This is a great question I was planning on addressing…so glad you brought it up.
I think this is the first time this scenario has shown itself since the Trade Meter has been live.
There is a nuance in the math (the models) with the goal of buying dips as opposed to coming in late on a run. In fact, this was one of the key features of the “2.0 models.”
Specifically, we sometimes see a 10% hop in price in a very short time…like in less than an hour. If the model didn’t get in before that happened, we want to avoid rushing in after the fact.
How this works is the Trade Meter must drop below zero before a buy signal can be generated. But a sell can be generated before the Trade Meter hits zero.
In the case of BTC and LTC, sells were generated before the Trade Meter hit zero. But then, the market moved up quickly before the Trade Meter had a chance to drop below zero. This is what prevented the BUY signal from generating.
There are pros and cons to this approach. The major con is a big run could potentially be missed. BUT…this doesn’t seem to happen historically. There is usually a contraction that allows the signals to hop back in at a less dangerous point (buying a “dip”). The pro is this seems to lock in profit better and pick better entry points.
Suffice to say, we are monitoring this scenario very closely on the backend. 🙂

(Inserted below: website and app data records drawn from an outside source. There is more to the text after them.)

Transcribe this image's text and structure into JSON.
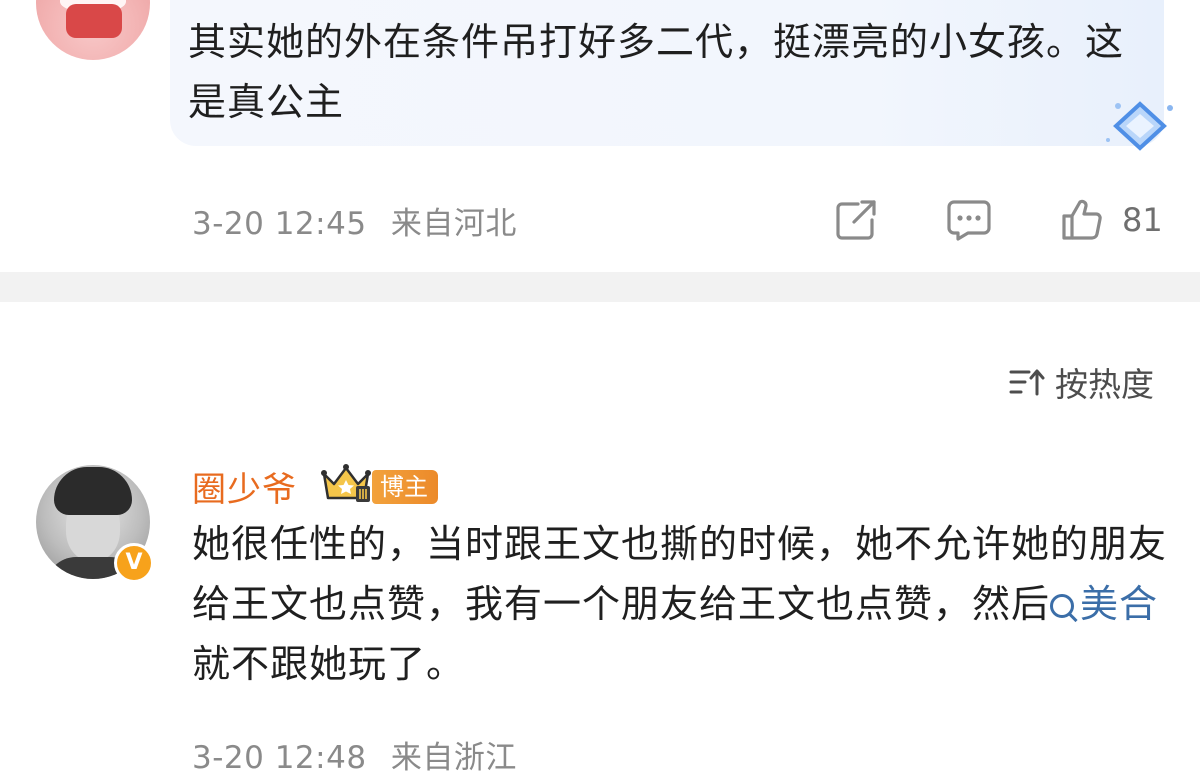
{
  "comments": [
    {
      "text": "其实她的外在条件吊打好多二代，挺漂亮的小女孩。这是真公主",
      "time": "3-20 12:45",
      "location": "来自河北",
      "likes": "81"
    },
    {
      "user": {
        "name": "圈少爷",
        "role_badge": "博主",
        "verified_mark": "V"
      },
      "text_before_topic": "她很任性的，当时跟王文也撕的时候，她不允许她的朋友给王文也点赞，我有一个朋友给王文也点赞，然后",
      "topic": "美合",
      "text_after_topic": " 就不跟她玩了。",
      "time": "3-20 12:48",
      "location": "来自浙江"
    }
  ],
  "sort": {
    "label": "按热度"
  },
  "colors": {
    "username": "#e86b1f",
    "topic_link": "#3b6ea8",
    "meta_text": "#8a8a8a",
    "divider": "#f2f2f2",
    "verified_badge": "#f7a21b"
  },
  "icons": [
    "share-icon",
    "comment-icon",
    "like-icon",
    "sort-icon",
    "search-icon",
    "crown-icon",
    "gem-icon"
  ]
}
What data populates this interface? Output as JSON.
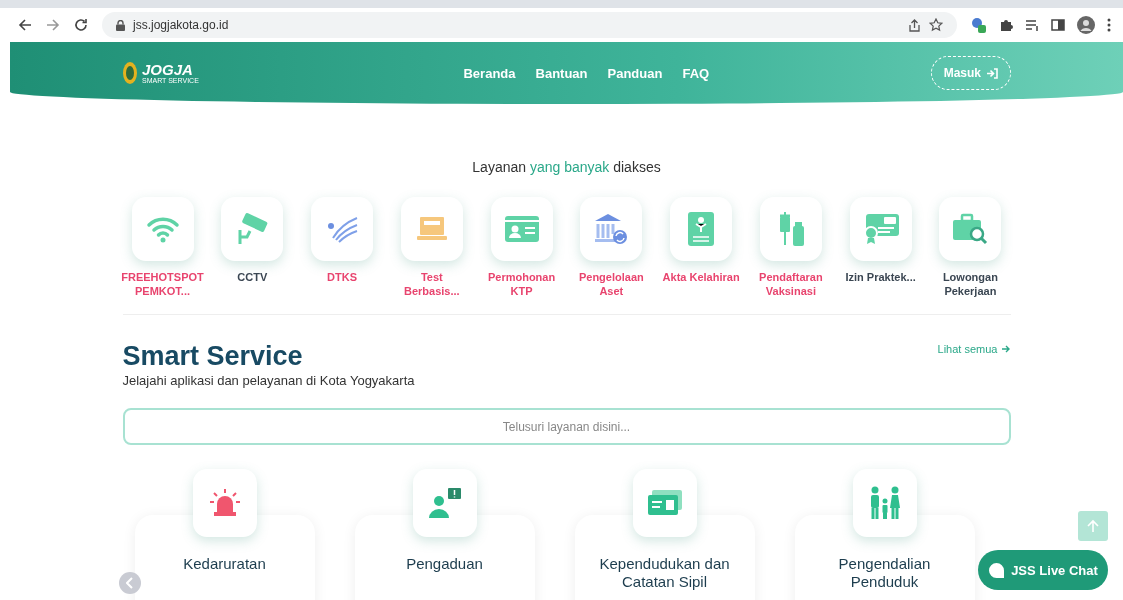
{
  "browser": {
    "url": "jss.jogjakota.go.id"
  },
  "header": {
    "logo_title": "JOGJA",
    "logo_subtitle": "SMART SERVICE",
    "nav": [
      {
        "label": "Beranda"
      },
      {
        "label": "Bantuan"
      },
      {
        "label": "Panduan"
      },
      {
        "label": "FAQ"
      }
    ],
    "login_button": "Masuk"
  },
  "popular": {
    "heading": [
      {
        "text": "Layanan",
        "highlighted": false
      },
      {
        "text": "yang banyak",
        "highlighted": true
      },
      {
        "text": "diakses",
        "highlighted": false
      }
    ],
    "items": [
      {
        "label": "FREEHOTSPOT PEMKOT...",
        "color": "#e8446e"
      },
      {
        "label": "CCTV",
        "color": "#3a4652"
      },
      {
        "label": "DTKS",
        "color": "#e8446e"
      },
      {
        "label": "Test Berbasis...",
        "color": "#e8446e"
      },
      {
        "label": "Permohonan KTP",
        "color": "#e8446e"
      },
      {
        "label": "Pengelolaan Aset",
        "color": "#e8446e"
      },
      {
        "label": "Akta Kelahiran",
        "color": "#e8446e"
      },
      {
        "label": "Pendaftaran Vaksinasi",
        "color": "#e8446e"
      },
      {
        "label": "Izin Praktek...",
        "color": "#3a4652"
      },
      {
        "label": "Lowongan Pekerjaan",
        "color": "#3a4652"
      }
    ]
  },
  "smart_service": {
    "title": "Smart Service",
    "subtitle": "Jelajahi aplikasi dan pelayanan di Kota Yogyakarta",
    "see_all": "Lihat semua",
    "search_placeholder": "Telusuri layanan disini...",
    "categories": [
      {
        "label": "Kedaruratan"
      },
      {
        "label": "Pengaduan"
      },
      {
        "label": "Kependudukan dan Catatan Sipil"
      },
      {
        "label": "Pengendalian Penduduk"
      }
    ]
  },
  "live_chat": {
    "label": "JSS Live Chat"
  }
}
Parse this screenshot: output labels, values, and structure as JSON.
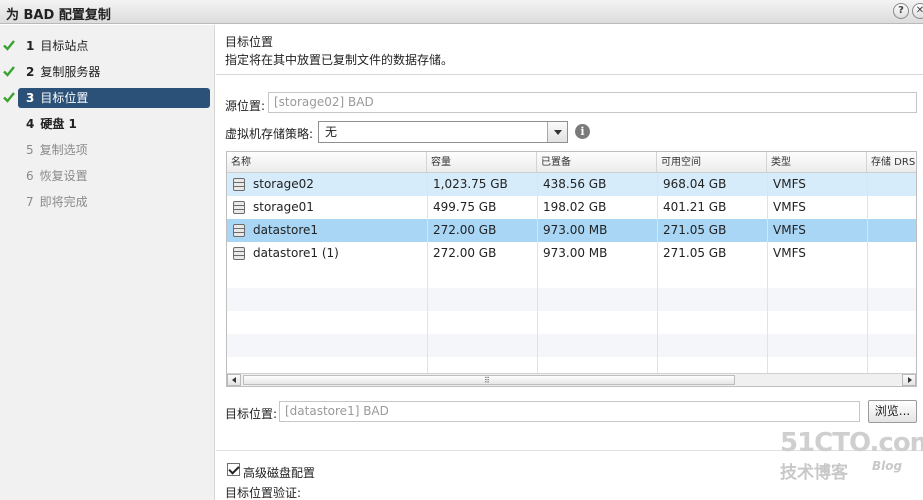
{
  "window": {
    "title": "为 BAD 配置复制",
    "help_glyph": "?",
    "close_glyph": "✕"
  },
  "sidebar": {
    "steps": [
      {
        "num": "1",
        "label": "目标站点",
        "state": "done"
      },
      {
        "num": "2",
        "label": "复制服务器",
        "state": "done"
      },
      {
        "num": "3",
        "label": "目标位置",
        "state": "active"
      },
      {
        "num": "4",
        "label": "硬盘 1",
        "state": "next"
      },
      {
        "num": "5",
        "label": "复制选项",
        "state": "disabled"
      },
      {
        "num": "6",
        "label": "恢复设置",
        "state": "disabled"
      },
      {
        "num": "7",
        "label": "即将完成",
        "state": "disabled"
      }
    ]
  },
  "main": {
    "section_title": "目标位置",
    "section_desc": "指定将在其中放置已复制文件的数据存储。",
    "source_label": "源位置:",
    "source_value": "[storage02] BAD",
    "policy_label": "虚拟机存储策略:",
    "policy_value": "无",
    "info_glyph": "i",
    "table": {
      "columns": [
        "名称",
        "容量",
        "已置备",
        "可用空间",
        "类型",
        "存储 DRS"
      ],
      "rows": [
        {
          "name": "storage02",
          "capacity": "1,023.75 GB",
          "provisioned": "438.56 GB",
          "free": "968.04 GB",
          "type": "VMFS",
          "drs": ""
        },
        {
          "name": "storage01",
          "capacity": "499.75 GB",
          "provisioned": "198.02 GB",
          "free": "401.21 GB",
          "type": "VMFS",
          "drs": ""
        },
        {
          "name": "datastore1",
          "capacity": "272.00 GB",
          "provisioned": "973.00 MB",
          "free": "271.05 GB",
          "type": "VMFS",
          "drs": ""
        },
        {
          "name": "datastore1 (1)",
          "capacity": "272.00 GB",
          "provisioned": "973.00 MB",
          "free": "271.05 GB",
          "type": "VMFS",
          "drs": ""
        }
      ],
      "scroll_grip": "⠿"
    },
    "target_label": "目标位置:",
    "target_value": "[datastore1] BAD",
    "browse_label": "浏览...",
    "advanced_label": "高级磁盘配置",
    "advanced_checked": true,
    "validation_label": "目标位置验证:"
  },
  "watermark": {
    "big": "51CTO.com",
    "small": "技术博客",
    "blog": "Blog"
  },
  "colors": {
    "active_step": "#2c5179",
    "check": "#3aa32f",
    "row_highlight": "#d6ecfa",
    "row_selected": "#a9d6f5"
  }
}
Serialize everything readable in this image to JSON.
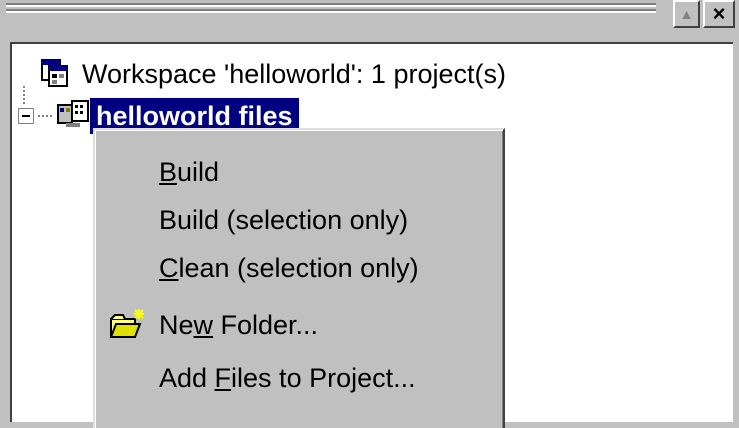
{
  "window": {
    "maximize_glyph": "▲",
    "close_glyph": "×"
  },
  "tree": {
    "workspace_label": "Workspace 'helloworld': 1 project(s)",
    "project_label": "helloworld files"
  },
  "menu": {
    "build": {
      "pre": "",
      "key": "B",
      "post": "uild"
    },
    "build_sel": {
      "label": "Build (selection only)"
    },
    "clean_sel": {
      "pre": "",
      "key": "C",
      "post": "lean (selection only)"
    },
    "new_folder": {
      "pre": "Ne",
      "key": "w",
      "post": " Folder..."
    },
    "add_files": {
      "pre": "Add ",
      "key": "F",
      "post": "iles to Project..."
    }
  },
  "colors": {
    "selection_bg": "#000080",
    "selection_fg": "#ffffff",
    "menu_bg": "#c0c0c0",
    "tree_bg": "#ffffff"
  },
  "icons": {
    "workspace": "workspace-icon",
    "project": "project-files-icon",
    "new_folder": "new-folder-icon"
  }
}
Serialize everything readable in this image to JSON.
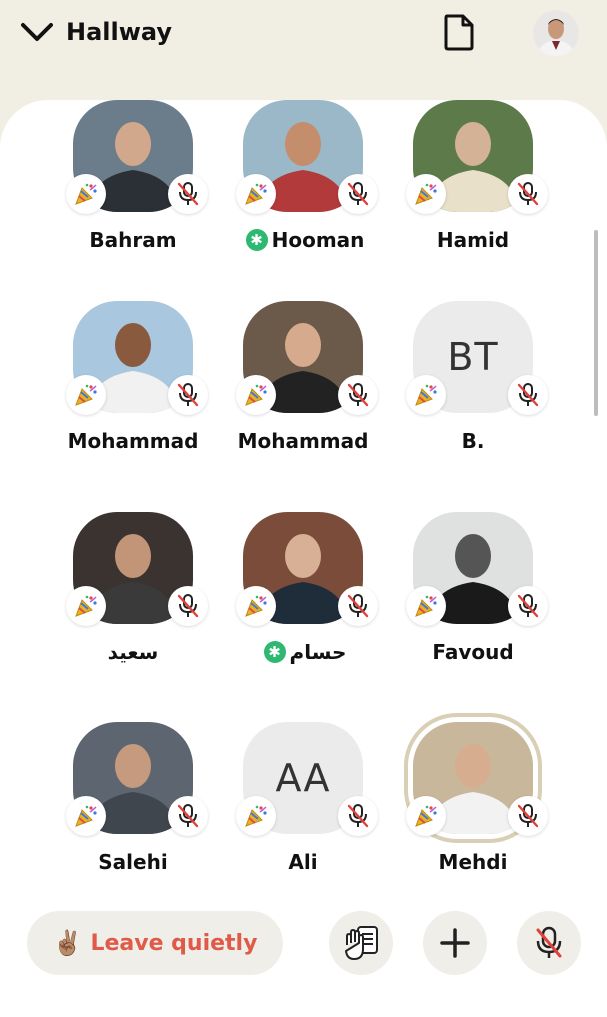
{
  "header": {
    "title": "Hallway",
    "back_icon": "chevron-down-icon",
    "doc_icon": "document-icon"
  },
  "participants": [
    {
      "name": "Bahram",
      "moderator": false
    },
    {
      "name": "Hooman",
      "moderator": true
    },
    {
      "name": "Hamid",
      "moderator": false
    },
    {
      "name": "Mohammad",
      "moderator": false
    },
    {
      "name": "Mohammad",
      "moderator": false
    },
    {
      "name": "B.",
      "initials": "BT",
      "moderator": false
    },
    {
      "name": "سعید",
      "moderator": false
    },
    {
      "name": "حسام",
      "moderator": true
    },
    {
      "name": "Favoud",
      "moderator": false
    },
    {
      "name": "Salehi",
      "moderator": false
    },
    {
      "name": "Ali",
      "initials": "AA",
      "moderator": false
    },
    {
      "name": "Mehdi",
      "moderator": false,
      "speaking": true
    }
  ],
  "controls": {
    "leave_emoji": "✌🏽",
    "leave_label": "Leave quietly",
    "add_icon": "plus-icon",
    "raise_hand_icon": "raise-hand-icon",
    "mute_icon": "mic-off-icon"
  },
  "colors": {
    "background": "#f1efe4",
    "sheet": "#ffffff",
    "leave_text": "#e05a47",
    "moderator_badge": "#2eb872",
    "mute_red": "#e0413a"
  }
}
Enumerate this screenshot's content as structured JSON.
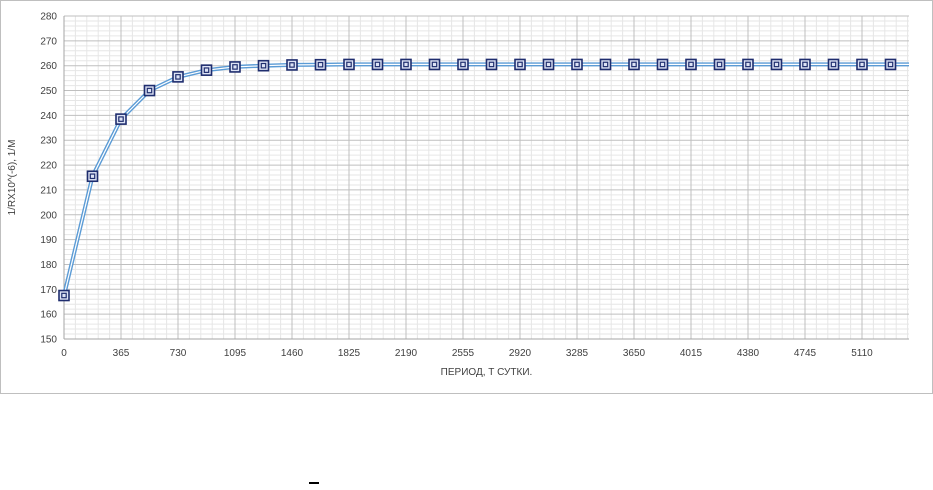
{
  "chart_data": {
    "type": "line",
    "title": "",
    "xlabel": "ПЕРИОД, Т СУТКИ.",
    "ylabel": "1/RX10^(-6), 1/M",
    "xlim": [
      0,
      5475
    ],
    "ylim": [
      150,
      280
    ],
    "y_major_ticks": [
      150,
      160,
      170,
      180,
      190,
      200,
      210,
      220,
      230,
      240,
      250,
      260,
      270,
      280
    ],
    "y_minor_step": 2,
    "x_tick_labels": [
      "0",
      "365",
      "730",
      "1095",
      "1460",
      "1825",
      "2190",
      "2555",
      "2920",
      "3285",
      "3650",
      "4015",
      "4380",
      "4745",
      "5110"
    ],
    "x_tick_values": [
      0,
      365,
      730,
      1095,
      1460,
      1825,
      2190,
      2555,
      2920,
      3285,
      3650,
      4015,
      4380,
      4745,
      5110
    ],
    "x_minor_step": 73,
    "grid": true,
    "marker": "square",
    "colors": {
      "line": "#5b9bd5",
      "line_highlight": "#ffffff",
      "marker_edge": "#1f2d6e",
      "marker_fill": "#dde3f5",
      "major_grid": "#bfbfbf",
      "minor_grid": "#e6e6e6",
      "axis": "#a6a6a6"
    },
    "series": [
      {
        "x": [
          0,
          182.5,
          365,
          547.5,
          730,
          912.5,
          1095,
          1277.5,
          1460,
          1642.5,
          1825,
          2007.5,
          2190,
          2372.5,
          2555,
          2737.5,
          2920,
          3102.5,
          3285,
          3467.5,
          3650,
          3832.5,
          4015,
          4197.5,
          4380,
          4562.5,
          4745,
          4927.5,
          5110,
          5292.5
        ],
        "y": [
          167.5,
          215.5,
          238.5,
          250,
          255.5,
          258.2,
          259.5,
          260,
          260.3,
          260.4,
          260.5,
          260.5,
          260.5,
          260.5,
          260.5,
          260.5,
          260.5,
          260.5,
          260.5,
          260.5,
          260.5,
          260.5,
          260.5,
          260.5,
          260.5,
          260.5,
          260.5,
          260.5,
          260.5,
          260.5
        ]
      }
    ]
  }
}
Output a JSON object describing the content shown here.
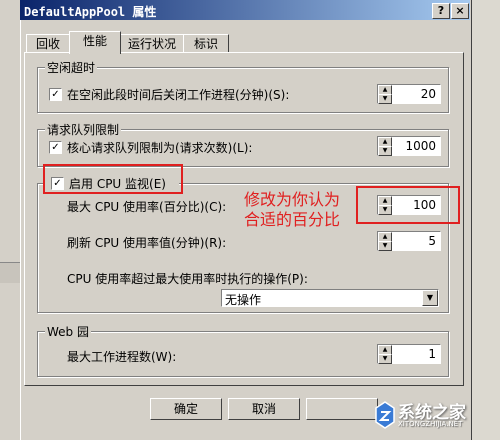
{
  "window": {
    "title": "DefaultAppPool 属性",
    "help_button": "?",
    "close_button": "×"
  },
  "tabs": [
    {
      "label": "回收",
      "active": false
    },
    {
      "label": "性能",
      "active": true
    },
    {
      "label": "运行状况",
      "active": false
    },
    {
      "label": "标识",
      "active": false
    }
  ],
  "idle_timeout": {
    "group_label": "空闲超时",
    "checkbox_label": "在空闲此段时间后关闭工作进程(分钟)(S):",
    "checked": true,
    "value": "20"
  },
  "request_queue": {
    "group_label": "请求队列限制",
    "checkbox_label": "核心请求队列限制为(请求次数)(L):",
    "checked": true,
    "value": "1000"
  },
  "cpu": {
    "checkbox_label": "启用 CPU 监视(E)",
    "checked": true,
    "max_usage_label": "最大 CPU 使用率(百分比)(C):",
    "max_usage_value": "100",
    "refresh_label": "刷新 CPU 使用率值(分钟)(R):",
    "refresh_value": "5",
    "action_label": "CPU 使用率超过最大使用率时执行的操作(P):",
    "action_value": "无操作"
  },
  "annotation": {
    "line1": "修改为你认为",
    "line2": "合适的百分比",
    "color": "#e02020"
  },
  "web_garden": {
    "group_label": "Web 园",
    "max_processes_label": "最大工作进程数(W):",
    "max_processes_value": "1"
  },
  "buttons": {
    "ok": "确定",
    "cancel": "取消"
  },
  "watermark": {
    "text": "系统之家",
    "sub": "XITONGZHIJIA.NET"
  },
  "colors": {
    "titlebar_start": "#0a246a",
    "titlebar_end": "#a6caf0",
    "highlight": "#e02020",
    "dialog_bg": "#d4d0c8"
  }
}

Also of note, the sensitivity of this whole construct varies by crypto. That’s why you saw BCH and ETH jump in, but BTC and LTC did not.